- Durable Power of Attorney – The POA gives another person the authority to manage your property and/or finances in your absence. It is only valid during your lifetime, and you get to determine the scope, duration, and circumstances under which it is valid. The POA is usually used when a person is unable to manage their own affairs or when they cannot be present to sign documents or execute transactions.
- Living Will –A LW outlines your decisions related to specific healthcare treatments and options. It takes effect if and when you become unable to make decisions about your healthcare due to illness or incapacity. If there is an instruction in the LW, it will be followed.
- Health Care Proxy – The HCP is complementary to the LW and someone to either: effectuate the directions you made in your LW, or make decisions about your treatment and healthcare if you cannot do so yourself, or did not execute an LW.
Life is complicated and things often change in the blink of an eye. That’s why it is so important to develop and review your estate plan as circumstances change. While working with our firm, our clients get access to a wide variety of options for long-term planning as well as knowledgeable guidance from a team of compassionate advisors who help them make sound and well-informed decisions for theirs and their family’s future.
We have also specifically tailored a prong of our practice to meet the unique needs of our elderly clients. Though elder law and estate planning are conceptually similar, the fundamental difference is that estate planning focuses on an area of the law (i.e., preserving your assets), while elder law focuses on the needs of a particular client.
We have developed a holistic Life Care Planning approach to elder law. This model seeks to create and implement a plan that combines traditional estate planning tools but also addresses questions that are often unique to the elderly, such as:
- What happens if I become disabled or otherwise cannot make important financial and healthcare decisions for myself? Who can make such a decision for me?
- Are there any special government benefits that I may qualify for?
- Where will I live if I become incapacitated and my loved ones are not able to care for me? How will I pay for this living arrangement? What happens to my personal belongings?
- How do I preserve my wealth? How do I stay social, intellectually stimulated, and happy?

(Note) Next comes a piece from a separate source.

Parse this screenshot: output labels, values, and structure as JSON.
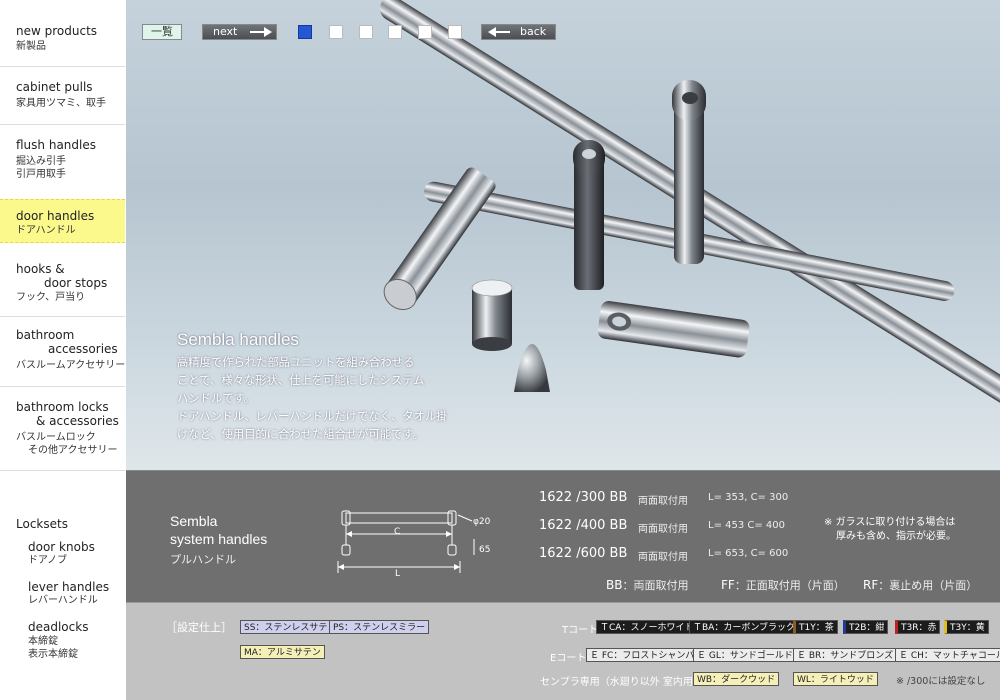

Our professional team of attorneys and tax experts have over 17 years of legal experience and over 20 years of financial and tax planning experience. We understand the needs of our elderly clients and aim to preserve your independence and wealth for as long as possible. We are committed to safeguarding your investments and hard-work with our comprehensive, personalized services.